Go through the material line by line. Say how many lines contain the word "header", and give nothing more.

### [RECORDS SUPPLIED]
--- START ---

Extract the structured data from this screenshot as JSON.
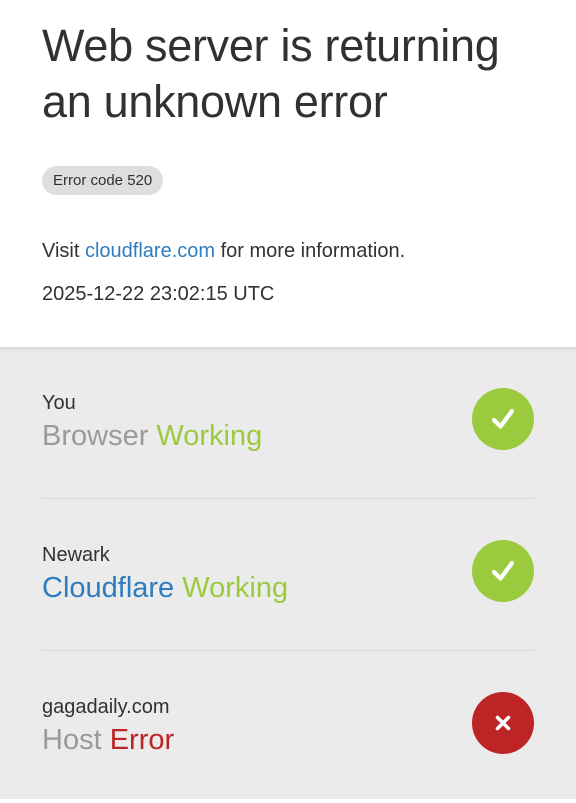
{
  "header": {
    "title": "Web server is returning an unknown error",
    "error_code": "Error code 520",
    "visit_prefix": "Visit",
    "visit_link": "cloudflare.com",
    "visit_suffix": "for more information.",
    "timestamp": "2025-12-22 23:02:15 UTC"
  },
  "colors": {
    "working": "#9bca3e",
    "error": "#bd2426",
    "link": "#2f7bbf",
    "panel_bg": "#ebebeb"
  },
  "diagnostics": [
    {
      "location": "You",
      "name": "Browser",
      "status": "Working",
      "icon": "check-icon"
    },
    {
      "location": "Newark",
      "name": "Cloudflare",
      "status": "Working",
      "icon": "check-icon"
    },
    {
      "location": "gagadaily.com",
      "name": "Host",
      "status": "Error",
      "icon": "x-icon"
    }
  ]
}
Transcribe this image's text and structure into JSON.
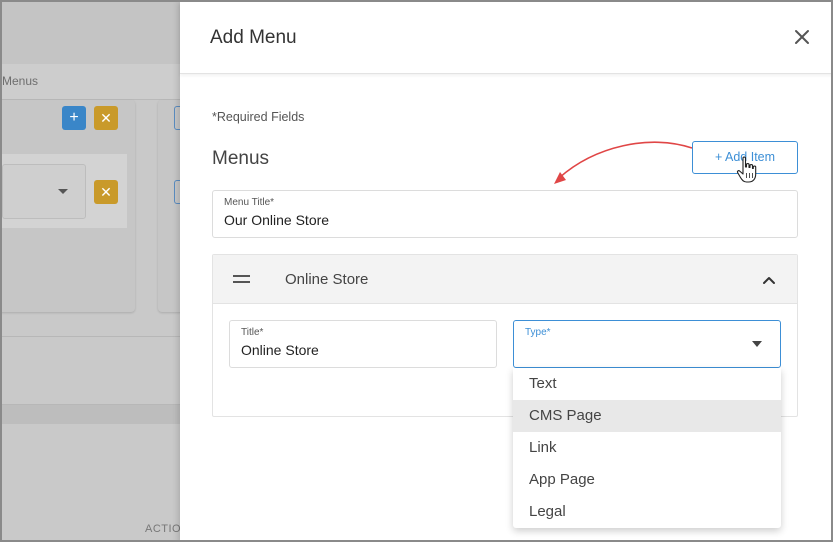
{
  "background": {
    "breadcrumb": "Menus",
    "footer_text": "ACTIO",
    "add_glyph": "+",
    "remove_glyph": "✕"
  },
  "drawer": {
    "title": "Add Menu",
    "required_note": "*Required Fields",
    "section_title": "Menus",
    "add_item_label": "+ Add Item",
    "menu_title_field": {
      "label": "Menu Title*",
      "value": "Our Online Store"
    },
    "panel": {
      "title": "Online Store",
      "title_field": {
        "label": "Title*",
        "value": "Online Store"
      },
      "type_field": {
        "label": "Type*",
        "value": ""
      }
    },
    "type_options": [
      "Text",
      "CMS Page",
      "Link",
      "App Page",
      "Legal"
    ],
    "highlighted_option": "CMS Page"
  },
  "colors": {
    "accent": "#3d8fd6",
    "annotation_arrow": "#e04646",
    "bg_add_button": "#3a86c8",
    "bg_remove_button": "#c99a2a"
  }
}
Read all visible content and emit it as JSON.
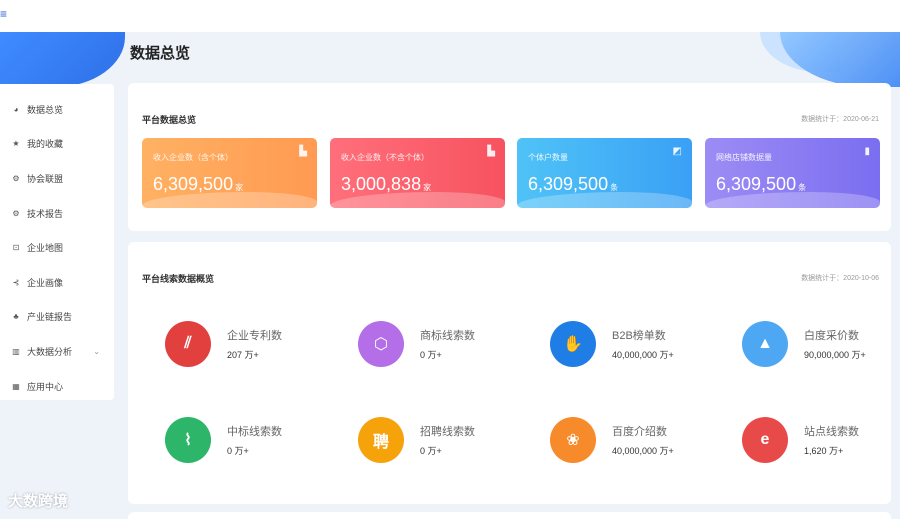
{
  "page": {
    "title": "数据总览",
    "logo_glyph": "≡"
  },
  "sidebar": {
    "items": [
      {
        "label": "数据总览",
        "icon": "pie-chart-icon",
        "glyph": "◕"
      },
      {
        "label": "我的收藏",
        "icon": "star-icon",
        "glyph": "★"
      },
      {
        "label": "协会联盟",
        "icon": "gear-icon",
        "glyph": "⚙"
      },
      {
        "label": "技术报告",
        "icon": "settings-icon",
        "glyph": "⚙"
      },
      {
        "label": "企业地图",
        "icon": "map-icon",
        "glyph": "⊡"
      },
      {
        "label": "企业画像",
        "icon": "send-icon",
        "glyph": "⊰"
      },
      {
        "label": "产业链报告",
        "icon": "org-chart-icon",
        "glyph": "♣"
      },
      {
        "label": "大数据分析",
        "icon": "bar-chart-icon",
        "glyph": "▥",
        "chevron": "⌄"
      },
      {
        "label": "应用中心",
        "icon": "grid-icon",
        "glyph": "▦"
      }
    ]
  },
  "overview": {
    "title": "平台数据总览",
    "date": "数据统计于：2020-06-21",
    "cards": [
      {
        "label": "收入企业数（含个体）",
        "value": "6,309,500",
        "unit": "家",
        "icon": "building-icon",
        "glyph": "▙",
        "color": "#ff9a52"
      },
      {
        "label": "收入企业数（不含个体）",
        "value": "3,000,838",
        "unit": "家",
        "icon": "building-icon",
        "glyph": "▙",
        "color": "#f7525f"
      },
      {
        "label": "个体户数量",
        "value": "6,309,500",
        "unit": "条",
        "icon": "image-icon",
        "glyph": "◩",
        "color": "#3aa0f5"
      },
      {
        "label": "网络店铺数据量",
        "value": "6,309,500",
        "unit": "条",
        "icon": "bar-chart-icon",
        "glyph": "▮",
        "color": "#7b6ef0"
      }
    ]
  },
  "lines": {
    "title": "平台线索数据概览",
    "date": "数据统计于：2020-10-06",
    "metrics": [
      {
        "label": "企业专利数",
        "value": "207 万+",
        "icon": "patent-icon",
        "glyph": "⫽",
        "color": "#e2403f"
      },
      {
        "label": "商标线索数",
        "value": "0 万+",
        "icon": "trademark-icon",
        "glyph": "⬡",
        "color": "#b36ee8"
      },
      {
        "label": "B2B榜单数",
        "value": "40,000,000 万+",
        "icon": "handshake-icon",
        "glyph": "✋",
        "color": "#1f7de6"
      },
      {
        "label": "白度采价数",
        "value": "90,000,000 万+",
        "icon": "trend-chart-icon",
        "glyph": "▲",
        "color": "#4da7f3"
      },
      {
        "label": "中标线索数",
        "value": "0 万+",
        "icon": "monitor-chart-icon",
        "glyph": "⌇",
        "color": "#2db56a"
      },
      {
        "label": "招聘线索数",
        "value": "0 万+",
        "icon": "recruit-icon",
        "glyph": "聘",
        "color": "#f5a20b"
      },
      {
        "label": "百度介绍数",
        "value": "40,000,000 万+",
        "icon": "paw-icon",
        "glyph": "❀",
        "color": "#f78a2a"
      },
      {
        "label": "站点线索数",
        "value": "1,620 万+",
        "icon": "browser-icon",
        "glyph": "e",
        "color": "#e84a4a"
      }
    ]
  },
  "watermark": {
    "text": "大数跨境"
  }
}
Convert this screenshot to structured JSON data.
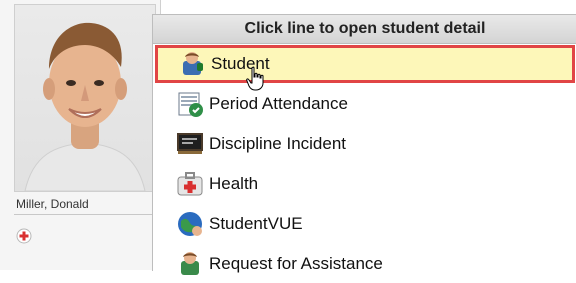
{
  "student": {
    "name": "Miller, Donald",
    "photo_icon": "student-photo",
    "add_icon": "red-plus-icon"
  },
  "menu": {
    "header": "Click line to open student detail",
    "items": [
      {
        "label": "Student",
        "icon": "student-icon",
        "selected": true
      },
      {
        "label": "Period Attendance",
        "icon": "attendance-icon"
      },
      {
        "label": "Discipline Incident",
        "icon": "discipline-icon"
      },
      {
        "label": "Health",
        "icon": "health-icon"
      },
      {
        "label": "StudentVUE",
        "icon": "studentvue-icon"
      },
      {
        "label": "Request for Assistance",
        "icon": "assistance-icon"
      }
    ]
  },
  "colors": {
    "selected_bg": "#fdf7b9",
    "selected_border": "#e14545"
  }
}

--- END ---

### [EXERCISE RESULT]
2